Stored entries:

__________

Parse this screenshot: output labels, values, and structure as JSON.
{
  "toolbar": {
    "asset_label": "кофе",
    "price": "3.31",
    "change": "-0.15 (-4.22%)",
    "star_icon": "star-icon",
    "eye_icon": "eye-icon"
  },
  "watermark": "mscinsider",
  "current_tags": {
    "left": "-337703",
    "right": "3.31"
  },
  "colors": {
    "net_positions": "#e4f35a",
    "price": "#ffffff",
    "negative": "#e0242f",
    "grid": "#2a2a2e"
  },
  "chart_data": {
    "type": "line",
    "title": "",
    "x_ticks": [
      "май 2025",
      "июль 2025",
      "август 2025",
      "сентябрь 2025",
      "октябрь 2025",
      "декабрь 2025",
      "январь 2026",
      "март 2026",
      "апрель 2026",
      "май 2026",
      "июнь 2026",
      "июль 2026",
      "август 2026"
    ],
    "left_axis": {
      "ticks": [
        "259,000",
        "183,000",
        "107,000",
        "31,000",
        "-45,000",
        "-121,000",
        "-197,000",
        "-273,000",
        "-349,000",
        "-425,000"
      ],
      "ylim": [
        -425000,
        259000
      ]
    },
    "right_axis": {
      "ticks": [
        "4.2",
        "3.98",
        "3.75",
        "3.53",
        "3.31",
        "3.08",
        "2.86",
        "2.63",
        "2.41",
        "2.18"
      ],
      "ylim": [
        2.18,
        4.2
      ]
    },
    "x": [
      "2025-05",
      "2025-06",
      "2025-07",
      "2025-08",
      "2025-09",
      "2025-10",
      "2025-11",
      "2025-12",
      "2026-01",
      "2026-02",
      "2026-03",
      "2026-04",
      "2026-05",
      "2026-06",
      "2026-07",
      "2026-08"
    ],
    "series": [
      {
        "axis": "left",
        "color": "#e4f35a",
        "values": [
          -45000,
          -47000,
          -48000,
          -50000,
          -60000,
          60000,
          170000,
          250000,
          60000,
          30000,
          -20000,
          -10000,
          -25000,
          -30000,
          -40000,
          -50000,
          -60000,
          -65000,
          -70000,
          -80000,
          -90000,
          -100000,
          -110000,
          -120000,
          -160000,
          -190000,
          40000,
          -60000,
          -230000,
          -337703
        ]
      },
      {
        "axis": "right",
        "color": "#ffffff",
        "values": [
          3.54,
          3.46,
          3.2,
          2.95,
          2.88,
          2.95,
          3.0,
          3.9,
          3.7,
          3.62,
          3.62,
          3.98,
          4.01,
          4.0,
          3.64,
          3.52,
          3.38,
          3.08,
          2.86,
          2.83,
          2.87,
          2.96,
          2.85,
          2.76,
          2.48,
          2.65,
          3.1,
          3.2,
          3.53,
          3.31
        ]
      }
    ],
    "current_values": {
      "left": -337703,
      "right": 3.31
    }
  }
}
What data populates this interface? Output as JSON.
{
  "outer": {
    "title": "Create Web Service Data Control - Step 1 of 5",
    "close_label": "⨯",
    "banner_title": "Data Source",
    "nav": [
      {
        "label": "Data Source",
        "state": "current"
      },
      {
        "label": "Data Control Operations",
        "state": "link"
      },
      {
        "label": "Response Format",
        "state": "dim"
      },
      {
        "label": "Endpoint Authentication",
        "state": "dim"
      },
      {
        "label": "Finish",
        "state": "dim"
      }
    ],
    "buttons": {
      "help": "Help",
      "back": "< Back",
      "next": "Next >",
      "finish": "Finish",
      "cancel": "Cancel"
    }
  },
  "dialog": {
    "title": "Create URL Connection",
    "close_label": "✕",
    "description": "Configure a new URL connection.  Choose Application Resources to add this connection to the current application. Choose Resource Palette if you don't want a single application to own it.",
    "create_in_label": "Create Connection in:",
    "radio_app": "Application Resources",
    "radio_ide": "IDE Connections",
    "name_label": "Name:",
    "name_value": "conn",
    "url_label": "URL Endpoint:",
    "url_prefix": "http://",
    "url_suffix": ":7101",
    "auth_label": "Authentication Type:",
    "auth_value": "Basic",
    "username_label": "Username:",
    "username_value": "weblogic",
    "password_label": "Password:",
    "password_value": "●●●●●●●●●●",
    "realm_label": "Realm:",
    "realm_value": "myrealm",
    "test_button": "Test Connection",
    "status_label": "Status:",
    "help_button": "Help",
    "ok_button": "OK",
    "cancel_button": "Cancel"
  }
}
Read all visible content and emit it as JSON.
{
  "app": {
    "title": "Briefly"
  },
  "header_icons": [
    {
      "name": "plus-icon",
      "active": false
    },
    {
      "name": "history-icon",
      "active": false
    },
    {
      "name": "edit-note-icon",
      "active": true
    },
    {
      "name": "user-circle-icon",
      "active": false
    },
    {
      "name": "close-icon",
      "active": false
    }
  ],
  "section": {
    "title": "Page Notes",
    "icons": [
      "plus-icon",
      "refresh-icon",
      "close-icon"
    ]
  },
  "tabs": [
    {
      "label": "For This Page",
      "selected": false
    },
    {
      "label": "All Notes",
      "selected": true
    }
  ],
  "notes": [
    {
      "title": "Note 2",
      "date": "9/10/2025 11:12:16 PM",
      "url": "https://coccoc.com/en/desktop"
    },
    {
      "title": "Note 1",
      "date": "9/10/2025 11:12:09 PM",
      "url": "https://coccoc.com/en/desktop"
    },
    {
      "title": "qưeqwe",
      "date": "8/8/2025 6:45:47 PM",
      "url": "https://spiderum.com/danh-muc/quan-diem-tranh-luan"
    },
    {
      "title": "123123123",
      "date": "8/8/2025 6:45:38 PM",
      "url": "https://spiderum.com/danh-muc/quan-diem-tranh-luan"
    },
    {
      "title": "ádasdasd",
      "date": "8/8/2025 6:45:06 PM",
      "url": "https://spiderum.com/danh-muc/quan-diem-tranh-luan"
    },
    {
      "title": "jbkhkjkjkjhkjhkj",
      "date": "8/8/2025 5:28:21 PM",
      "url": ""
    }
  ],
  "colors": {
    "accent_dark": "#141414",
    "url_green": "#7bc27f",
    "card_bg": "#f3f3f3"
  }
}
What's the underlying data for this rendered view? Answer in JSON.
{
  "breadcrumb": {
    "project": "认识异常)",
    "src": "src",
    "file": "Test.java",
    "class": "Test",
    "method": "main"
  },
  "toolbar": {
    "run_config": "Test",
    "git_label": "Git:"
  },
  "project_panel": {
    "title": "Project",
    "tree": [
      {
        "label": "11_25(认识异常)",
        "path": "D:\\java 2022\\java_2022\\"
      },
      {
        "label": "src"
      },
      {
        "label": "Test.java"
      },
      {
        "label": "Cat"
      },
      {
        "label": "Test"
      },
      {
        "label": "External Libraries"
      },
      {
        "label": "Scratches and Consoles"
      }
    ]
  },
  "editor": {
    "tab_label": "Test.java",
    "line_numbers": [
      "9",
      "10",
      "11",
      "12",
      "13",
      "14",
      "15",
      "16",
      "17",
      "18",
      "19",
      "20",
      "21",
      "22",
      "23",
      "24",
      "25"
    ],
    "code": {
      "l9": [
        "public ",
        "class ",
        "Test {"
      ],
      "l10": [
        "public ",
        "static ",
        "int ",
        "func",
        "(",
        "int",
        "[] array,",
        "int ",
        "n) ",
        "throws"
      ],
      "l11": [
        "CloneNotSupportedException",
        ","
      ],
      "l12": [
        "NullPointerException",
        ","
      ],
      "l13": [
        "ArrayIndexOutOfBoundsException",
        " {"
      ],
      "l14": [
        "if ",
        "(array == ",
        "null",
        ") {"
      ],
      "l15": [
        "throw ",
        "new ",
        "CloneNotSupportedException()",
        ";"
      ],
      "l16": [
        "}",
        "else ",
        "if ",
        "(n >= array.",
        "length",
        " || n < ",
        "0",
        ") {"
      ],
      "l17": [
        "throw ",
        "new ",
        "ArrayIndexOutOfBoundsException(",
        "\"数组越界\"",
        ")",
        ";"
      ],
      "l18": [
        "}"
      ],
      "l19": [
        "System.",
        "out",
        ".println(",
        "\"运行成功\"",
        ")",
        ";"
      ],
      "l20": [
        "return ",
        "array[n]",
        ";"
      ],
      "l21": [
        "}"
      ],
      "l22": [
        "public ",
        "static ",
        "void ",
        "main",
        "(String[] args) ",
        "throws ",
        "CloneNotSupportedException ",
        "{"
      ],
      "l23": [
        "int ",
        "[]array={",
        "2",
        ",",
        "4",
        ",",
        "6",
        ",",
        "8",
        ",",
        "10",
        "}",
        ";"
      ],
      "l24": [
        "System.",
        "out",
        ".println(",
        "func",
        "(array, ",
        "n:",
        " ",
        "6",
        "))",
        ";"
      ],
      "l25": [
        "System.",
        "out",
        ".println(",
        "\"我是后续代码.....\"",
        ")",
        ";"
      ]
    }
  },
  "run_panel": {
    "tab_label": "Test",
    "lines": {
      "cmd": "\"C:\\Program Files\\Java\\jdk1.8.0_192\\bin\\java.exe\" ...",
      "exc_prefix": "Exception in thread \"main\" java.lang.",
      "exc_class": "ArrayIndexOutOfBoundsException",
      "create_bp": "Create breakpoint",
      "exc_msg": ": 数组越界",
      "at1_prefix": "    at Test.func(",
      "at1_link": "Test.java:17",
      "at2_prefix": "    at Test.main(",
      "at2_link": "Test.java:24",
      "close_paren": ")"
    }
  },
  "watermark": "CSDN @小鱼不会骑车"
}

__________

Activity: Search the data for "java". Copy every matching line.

Solution:
    "file": "Test.java",
        "path": "D:\\java 2022\\java_2022\\"
        "label": "Test.java"
    "tab_label": "Test.java",
      "cmd": "\"C:\\Program Files\\Java\\jdk1.8.0_192\\bin\\java.exe\" ...",
      "exc_prefix": "Exception in thread \"main\" java.lang.",
      "at1_link": "Test.java:17",
      "at2_link": "Test.java:24",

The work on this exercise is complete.